Foreign Minister Alexander Downer said he was still awaiting a decision from Indonesia about whether it would allow the men to be processed by the United Nations High Commission for Refugees (UNHCR) in Indonesia, where they boarded a wooden vessel to come to Australia.
But Indonesia's Department of Foreign Affairs said it had made its position clear.
"We are ready to receive them, to receive the 83 Sri Lankan asylum seekers back to Indonesia, with the understanding that this is only for a transit," spokesman Desra Percaya told reporters in Jakarta.
"(We will be) sending them back to their country of origin.

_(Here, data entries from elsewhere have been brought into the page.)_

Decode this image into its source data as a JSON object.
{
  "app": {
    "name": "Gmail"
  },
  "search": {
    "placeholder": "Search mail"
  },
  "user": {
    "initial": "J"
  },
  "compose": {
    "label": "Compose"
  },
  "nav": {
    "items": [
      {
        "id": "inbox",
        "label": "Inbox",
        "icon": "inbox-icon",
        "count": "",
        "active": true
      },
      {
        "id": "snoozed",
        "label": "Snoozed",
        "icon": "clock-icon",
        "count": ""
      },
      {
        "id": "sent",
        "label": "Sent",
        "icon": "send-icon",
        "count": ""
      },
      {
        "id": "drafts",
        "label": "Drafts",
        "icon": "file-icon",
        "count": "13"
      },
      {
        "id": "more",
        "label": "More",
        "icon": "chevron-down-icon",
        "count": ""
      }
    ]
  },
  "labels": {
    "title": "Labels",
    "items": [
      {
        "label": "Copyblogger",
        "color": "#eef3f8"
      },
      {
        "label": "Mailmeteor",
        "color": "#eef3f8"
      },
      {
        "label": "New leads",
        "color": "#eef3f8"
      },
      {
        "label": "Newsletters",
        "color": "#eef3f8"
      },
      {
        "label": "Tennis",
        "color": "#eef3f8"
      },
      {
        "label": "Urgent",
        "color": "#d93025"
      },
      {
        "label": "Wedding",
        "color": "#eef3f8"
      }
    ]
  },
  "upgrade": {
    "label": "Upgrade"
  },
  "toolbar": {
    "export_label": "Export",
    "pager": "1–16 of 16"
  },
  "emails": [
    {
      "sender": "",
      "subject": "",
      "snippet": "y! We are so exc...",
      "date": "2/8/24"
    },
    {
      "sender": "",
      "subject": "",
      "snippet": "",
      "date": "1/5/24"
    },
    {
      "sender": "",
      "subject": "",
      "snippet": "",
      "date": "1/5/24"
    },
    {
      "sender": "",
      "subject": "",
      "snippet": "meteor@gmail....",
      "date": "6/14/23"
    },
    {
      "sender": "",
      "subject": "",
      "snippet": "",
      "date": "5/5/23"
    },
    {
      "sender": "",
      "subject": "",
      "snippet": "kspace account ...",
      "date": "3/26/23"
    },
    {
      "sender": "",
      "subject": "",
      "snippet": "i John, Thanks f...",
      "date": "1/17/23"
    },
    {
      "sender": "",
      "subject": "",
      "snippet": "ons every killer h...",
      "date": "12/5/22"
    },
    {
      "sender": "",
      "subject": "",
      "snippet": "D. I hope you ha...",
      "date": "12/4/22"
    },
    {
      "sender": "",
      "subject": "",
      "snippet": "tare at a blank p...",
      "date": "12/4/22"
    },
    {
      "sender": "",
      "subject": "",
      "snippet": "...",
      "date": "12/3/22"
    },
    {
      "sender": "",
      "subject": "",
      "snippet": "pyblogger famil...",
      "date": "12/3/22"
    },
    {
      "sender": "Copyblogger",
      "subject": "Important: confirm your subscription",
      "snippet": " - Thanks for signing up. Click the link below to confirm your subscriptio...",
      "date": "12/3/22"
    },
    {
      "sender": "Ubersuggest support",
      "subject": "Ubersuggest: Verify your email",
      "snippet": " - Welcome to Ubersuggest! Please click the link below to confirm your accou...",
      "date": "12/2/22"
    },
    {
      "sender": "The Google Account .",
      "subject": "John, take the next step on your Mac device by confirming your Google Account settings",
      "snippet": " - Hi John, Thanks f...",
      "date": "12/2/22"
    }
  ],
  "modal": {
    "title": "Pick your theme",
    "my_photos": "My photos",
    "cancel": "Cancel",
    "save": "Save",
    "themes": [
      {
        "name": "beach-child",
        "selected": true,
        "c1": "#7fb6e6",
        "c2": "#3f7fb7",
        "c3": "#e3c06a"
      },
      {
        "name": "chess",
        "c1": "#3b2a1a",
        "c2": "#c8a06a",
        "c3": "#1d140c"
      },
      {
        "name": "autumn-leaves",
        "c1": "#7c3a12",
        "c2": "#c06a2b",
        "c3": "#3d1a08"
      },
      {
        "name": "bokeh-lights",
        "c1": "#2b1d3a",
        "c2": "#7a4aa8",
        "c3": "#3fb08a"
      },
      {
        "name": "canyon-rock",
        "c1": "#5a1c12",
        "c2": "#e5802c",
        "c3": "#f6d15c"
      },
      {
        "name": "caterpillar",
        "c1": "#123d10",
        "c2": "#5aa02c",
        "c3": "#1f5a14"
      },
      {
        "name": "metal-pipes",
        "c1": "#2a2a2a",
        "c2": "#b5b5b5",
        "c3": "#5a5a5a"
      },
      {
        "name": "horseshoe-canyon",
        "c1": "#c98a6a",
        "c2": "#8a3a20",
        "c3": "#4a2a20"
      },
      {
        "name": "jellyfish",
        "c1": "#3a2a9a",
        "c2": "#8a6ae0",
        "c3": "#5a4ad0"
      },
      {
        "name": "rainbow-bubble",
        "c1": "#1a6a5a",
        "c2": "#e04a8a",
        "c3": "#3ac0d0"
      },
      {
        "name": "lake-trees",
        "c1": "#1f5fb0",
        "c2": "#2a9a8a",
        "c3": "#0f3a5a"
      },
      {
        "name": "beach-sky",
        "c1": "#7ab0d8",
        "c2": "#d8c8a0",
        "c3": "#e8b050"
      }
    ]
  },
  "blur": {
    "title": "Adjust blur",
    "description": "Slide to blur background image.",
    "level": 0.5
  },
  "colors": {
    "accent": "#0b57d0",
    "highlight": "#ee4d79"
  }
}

"We don't see any necessity, any need, for the international organisation to get involved."
Speaking to reporters, Mr Downer said the men, currently undergoing health and identity checks on Christmas Island, would likely be sent to Nauru if Indonesia refused to have them processed by the UNHCR there.
Mr Downer said the Indonesian government was reluctant to process the men despite Australia offering to pay for it.
He said the government had not made a final decision on where to send the refugees if Indonesia formally refused, but Nauru was most likely.
"If they decide that they don't want the processing to take place in Indonesia then obviously one of the options for us is to have them processed in Nauru," Mr Downer said in Adelaide.
"What we want to do is send a message to the people smugglers that you cannot just get people to Australia through them paying a few hundred or thousands of dollars to a people smuggler who can make a profit out of it.
"They can go through the normal procedures but not through some corrupt and evil people smuggling operation."
Sri Lanka has demanded the men's return and branded them economic migrants whose claims to asylum are "baseless".
Refugee groups fear for the men if they are returned to Sri Lanka because of the ongoing civil war between the government and rebel Tamil Tigers in the island's north.
Mr Downer said he had guaranteed each man's asylum status would be assessed under UN standards.
"These people will be processed according to law and according to Australia's obligations under the refugee convention," he said.
"There is no need to be concerned about that."
The issue is likely to be discussed when Indonesia's Foreign Minister Hasan Wirajuda and Mr Downer meet in Jakarta next week.